The worst desecration of our Harambee tradition happened in Rwanda during the Genocide in 1994 when the community work of the Interhamwe (note similar grammar to Harambee) was to murder innocent men, women, and children.

Yet, God made us in His image.   We all by simply being human have Agaciro (dignity.)     Harambee is a way to display that though an individual may be at loss together we can overcome.   Our children can have hope.   
One way we display this divine dignity is to come together as a community to overcome all obstacles.

Tarbet family in 1970's Kenya
Have you ever contributed at a Harambee before?

Yes.   Many times.   In fact, as our family spent 29 years in total in Africa our parents, Gaston and Jan Tarbet were the first ones to contribute to Harambees.   

We’re thankful to have been part of building schools, churches, roads, and other community infra-structure through Harambees.   We’re thankful to have helped couples marry through Harambee.   We’re thankful to have sent young people to school through Harambee.   We’re thankful to have helped those were sick become well through Harambee.  

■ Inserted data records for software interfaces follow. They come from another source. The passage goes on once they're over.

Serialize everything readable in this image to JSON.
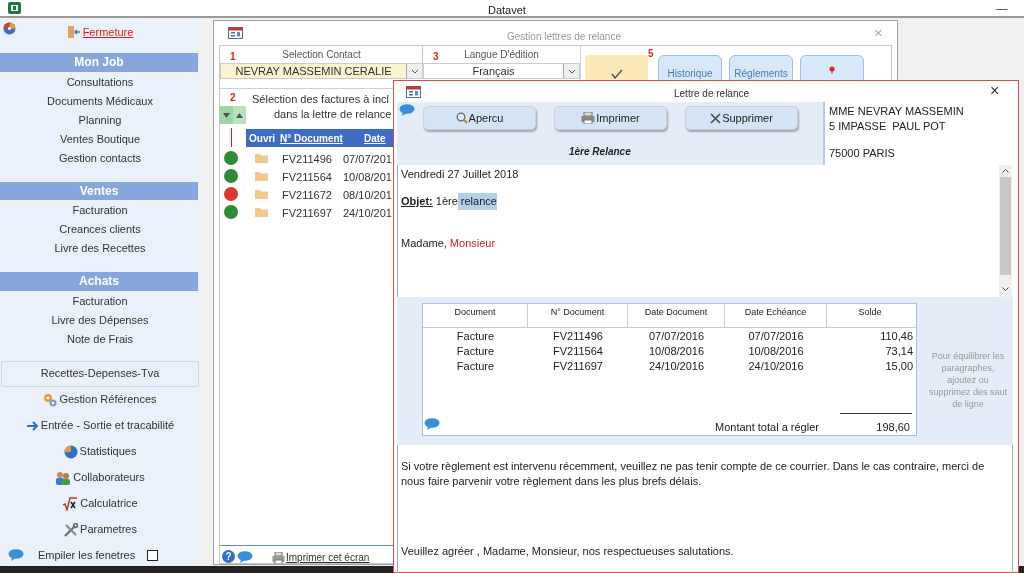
{
  "app": {
    "title": "Datavet",
    "minimize": "—"
  },
  "sidebar": {
    "close_link": "Fermeture",
    "sections": [
      {
        "title": "Mon Job",
        "items": [
          "Consultations",
          "Documents Médicaux",
          "Planning",
          "Ventes Boutique",
          "Gestion contacts"
        ]
      },
      {
        "title": "Ventes",
        "items": [
          "Facturation",
          "Creances clients",
          "Livre des Recettes"
        ]
      },
      {
        "title": "Achats",
        "items": [
          "Facturation",
          "Livre des Dépenses",
          "Note de Frais"
        ]
      }
    ],
    "tools": [
      {
        "kind": "boxed",
        "label": "Recettes-Depenses-Tva"
      },
      {
        "kind": "icon",
        "label": "Gestion Références"
      },
      {
        "kind": "icon",
        "label": "Entrée - Sortie et tracabilité"
      },
      {
        "kind": "icon",
        "label": "Statistiques"
      },
      {
        "kind": "icon",
        "label": "Collaborateurs"
      },
      {
        "kind": "icon",
        "label": "Calculatrice"
      },
      {
        "kind": "icon",
        "label": "Parametres"
      }
    ],
    "stack_windows": {
      "label": "Empiler les fenetres",
      "checked": false
    }
  },
  "main_window": {
    "title": "Gestion  lettres de relance",
    "close": "×",
    "contact": {
      "step": "1",
      "label": "Selection Contact",
      "value": "NEVRAY MASSEMIN CERALIE"
    },
    "language": {
      "step": "3",
      "label": "Langue D'édition",
      "value": "Français"
    },
    "actions_step": "5",
    "buttons": [
      "Historique",
      "Réglements"
    ],
    "invoices": {
      "step": "2",
      "title_lines": [
        "Sélection des factures à incl",
        "dans la lettre de relance"
      ],
      "columns": [
        "Ouvri",
        "N° Document",
        "Date"
      ],
      "rows": [
        {
          "color": "#2f8a3a",
          "number": "FV211496",
          "date": "07/07/201"
        },
        {
          "color": "#2f8a3a",
          "number": "FV211564",
          "date": "10/08/201"
        },
        {
          "color": "#d83a32",
          "number": "FV211672",
          "date": "08/10/201"
        },
        {
          "color": "#2f8a3a",
          "number": "FV211697",
          "date": "24/10/201"
        }
      ]
    },
    "help": "?",
    "footer_link": "Imprimer cet écran"
  },
  "letter_window": {
    "title": "Lettre de relance",
    "close": "×",
    "buttons": [
      "Apercu",
      "Imprimer",
      "Supprimer"
    ],
    "reminder": "1ère Relance",
    "address": [
      "MME NEVRAY MASSEMIN",
      "5 IMPASSE  PAUL POT"
    ],
    "city": "75000 PARIS",
    "date": "Vendredi 27 Juillet 2018",
    "subject_label": "Objet:",
    "subject": "1ère",
    "subject_selected": "relance",
    "greeting": "Madame,",
    "greeting_highlight": "Monsieur",
    "table": {
      "columns": [
        "Document",
        "N° Document",
        "Date Document",
        "Date Echéance",
        "Solde"
      ],
      "rows": [
        [
          "Facture",
          "FV211496",
          "07/07/2016",
          "07/07/2016",
          "110,46"
        ],
        [
          "Facture",
          "FV211564",
          "10/08/2016",
          "10/08/2016",
          "73,14"
        ],
        [
          "Facture",
          "FV211697",
          "24/10/2016",
          "24/10/2016",
          "15,00"
        ]
      ],
      "total_label": "Montant total a régler",
      "total": "198,60"
    },
    "side_note": "Pour équilibrer les paragraphes, ajoutez ou supprimez des saut de ligne",
    "paragraph": "Si votre règlement est intervenu récemment, veuillez ne pas tenir compte de ce courrier. Dans le cas contraire, merci de nous faire parvenir votre règlement dans les plus brefs délais.",
    "closing": "Veuillez agréer , Madame, Monsieur, nos respectueuses salutations."
  }
}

Have you ever hosted a Harambee before?

Only once.   When our oldest daughter, Sophia was accepted to Wheaton College in 2011 we applied for all the financial aid we could and still were about $22,000 short.   We hosted a Harambee in Rwanda.   Our Rwandan community raised $5,300.  Others in the USA made some contributions.   We barely had enough, but with Harambee Sophia got through her first semester at Wheaton.

We didn’t know what would happen her second semester, and then we got a surprise.   Sophia
Sophia's Harambee in Kigali, Rwanda
received an unexpected grant, and her college bill was paid.

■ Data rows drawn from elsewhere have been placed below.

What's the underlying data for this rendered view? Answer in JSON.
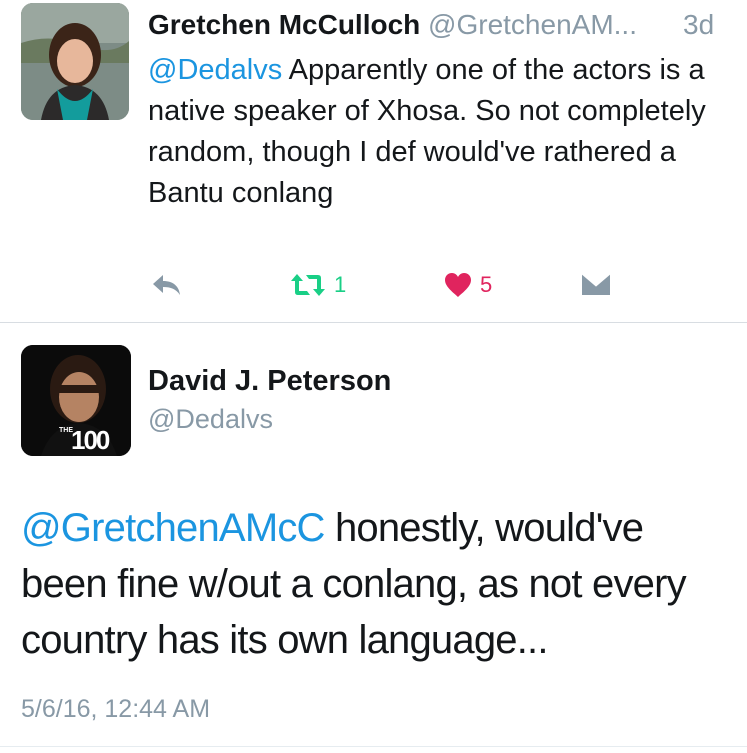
{
  "tweet1": {
    "author_name": "Gretchen McCulloch",
    "author_handle": "@GretchenAM...",
    "time_ago": "3d",
    "mention": "@Dedalvs",
    "text": " Apparently one of the actors is a native speaker of Xhosa. So not completely random, though I def would've rathered a Bantu conlang",
    "actions": {
      "reply_icon": "reply-icon",
      "retweet_icon": "retweet-icon",
      "retweet_count": "1",
      "like_icon": "heart-icon",
      "like_count": "5",
      "dm_icon": "envelope-icon"
    }
  },
  "tweet2": {
    "author_name": "David J. Peterson",
    "author_handle": "@Dedalvs",
    "avatar_badge_small": "THE",
    "avatar_badge": "100",
    "mention": "@GretchenAMcC",
    "text": " honestly, would've been fine w/out a conlang, as not every country has its own language...",
    "timestamp": "5/6/16, 12:44 AM"
  },
  "colors": {
    "link": "#1b95e0",
    "muted": "#8899a6",
    "retweet": "#19cf86",
    "like": "#e0245e",
    "text": "#14171a"
  }
}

Our African friends were confident that a Harambee was a step of communal proactive faith that God would honor.   They were right.   

What is the purpose of this Harambee?

Our son, Caleb has also been accepted to prestigious Wheaton College.   The anticipated total cost is $42,390 in 2013-2014.   Caleb has done well with scholarships and only lacks $5,600 to pay for his freshman year.  

The gifts the Lord abundantly gave us in Africa were friends and experiences.   Yet, we have no savings or property.  It is time for a Harambee to give Caleb a blessing and a push.

Caleb with the College of DuPage Cru
We are immensely proud of Caleb.  We returned to the USA sensing a call of God.   Yet it was extremely disruptive to Caleb.   We returned during Caleb’s senior year of high school.   He surveyed the options.  He made good choices.   He took a GED (High School General Equivalency Degree Exam.)   He enrolled at the College of DuPage (local community junior college.)   He quickly got involved in Cru (Campus Crusade.)   He joined the band.   He made friends.   He threw in with a new church planted called, “The Branch.”  He got exceptional grades.

For such effort over and beyond the call of MK (Missionary Kid) duty we believe Caleb merits our community blessing of Harambee.  

What should I wear and bring?

Dress casual.  Bring a little food.  Bring a little money.  Bring some encouragement.    If you have some musical skill we’d enjoy a song and dance.
Caleb's final concert at the College of DuPage
If you are considered an mzee (wise elder statesman) bring a short speech to bless Caleb.

We’ll provide kuku muchomo (grilled chicken,) and some drinks.

We’ll take cash in Shillings, Francs, Pounds, Pesos, Euros, and both Canadian and American Dollars.  We’ll have a money trader nearby if you need some exchange.  Also, we’ll trust your check is good (and even hold it for a season if you want to make a pledge.)

If you have something that you think would bless Caleb as a college freshman please also feel free to bring it.

What if I’m broke?

With his foster brother, Gabriel
Show up anyway.   Your presence is the greatest value.  Harambee is about Agaciro (dignity.)  You are made in God’s image.   All you need to bring is what God has given you.  God will take your presence and use it to bless our community.

Karibu sana (You are most welcome.)

What if I’m on a safari (journey) and unable to attend?

Safari salaama (Journey in peace.)   If you would like to send a contribution by mail send it to:

Caleb Jenkins
108 Kellogg Place
Wheaton, IL 60187
United States of America

Asante sana.   Webale nyo.   Murakoze cyane (Thank you very much.)